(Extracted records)

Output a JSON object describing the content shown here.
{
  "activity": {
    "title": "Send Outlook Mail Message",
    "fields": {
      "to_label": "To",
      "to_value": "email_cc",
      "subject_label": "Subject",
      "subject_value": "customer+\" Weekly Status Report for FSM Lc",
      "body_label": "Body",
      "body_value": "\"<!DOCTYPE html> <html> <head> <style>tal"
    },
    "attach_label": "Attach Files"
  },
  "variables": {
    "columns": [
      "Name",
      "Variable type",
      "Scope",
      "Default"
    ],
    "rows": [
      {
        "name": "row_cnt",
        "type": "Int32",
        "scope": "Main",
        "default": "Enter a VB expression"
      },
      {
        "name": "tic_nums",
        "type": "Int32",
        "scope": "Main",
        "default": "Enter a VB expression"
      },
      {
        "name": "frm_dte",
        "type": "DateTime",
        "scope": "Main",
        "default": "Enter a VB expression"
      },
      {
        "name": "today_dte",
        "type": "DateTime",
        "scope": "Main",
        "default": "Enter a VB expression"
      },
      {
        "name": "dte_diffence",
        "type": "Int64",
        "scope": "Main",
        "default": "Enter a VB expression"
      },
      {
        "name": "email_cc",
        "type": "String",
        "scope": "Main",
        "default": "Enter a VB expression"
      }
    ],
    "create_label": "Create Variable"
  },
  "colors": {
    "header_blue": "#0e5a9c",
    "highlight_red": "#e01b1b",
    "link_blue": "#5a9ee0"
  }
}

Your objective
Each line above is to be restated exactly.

Answer area
Output a JSON object describing the content shown here.
{
  "activity": {
    "title": "Send Outlook Mail Message",
    "fields": {
      "to_label": "To",
      "to_value": "email_cc",
      "subject_label": "Subject",
      "subject_value": "customer+\" Weekly Status Report for FSM Lc",
      "body_label": "Body",
      "body_value": "\"<!DOCTYPE html> <html> <head> <style>tal"
    },
    "attach_label": "Attach Files"
  },
  "variables": {
    "columns": [
      "Name",
      "Variable type",
      "Scope",
      "Default"
    ],
    "rows": [
      {
        "name": "row_cnt",
        "type": "Int32",
        "scope": "Main",
        "default": "Enter a VB expression"
      },
      {
        "name": "tic_nums",
        "type": "Int32",
        "scope": "Main",
        "default": "Enter a VB expression"
      },
      {
        "name": "frm_dte",
        "type": "DateTime",
        "scope": "Main",
        "default": "Enter a VB expression"
      },
      {
        "name": "today_dte",
        "type": "DateTime",
        "scope": "Main",
        "default": "Enter a VB expression"
      },
      {
        "name": "dte_diffence",
        "type": "Int64",
        "scope": "Main",
        "default": "Enter a VB expression"
      },
      {
        "name": "email_cc",
        "type": "String",
        "scope": "Main",
        "default": "Enter a VB expression"
      }
    ],
    "create_label": "Create Variable"
  },
  "colors": {
    "header_blue": "#0e5a9c",
    "highlight_red": "#e01b1b",
    "link_blue": "#5a9ee0"
  }
}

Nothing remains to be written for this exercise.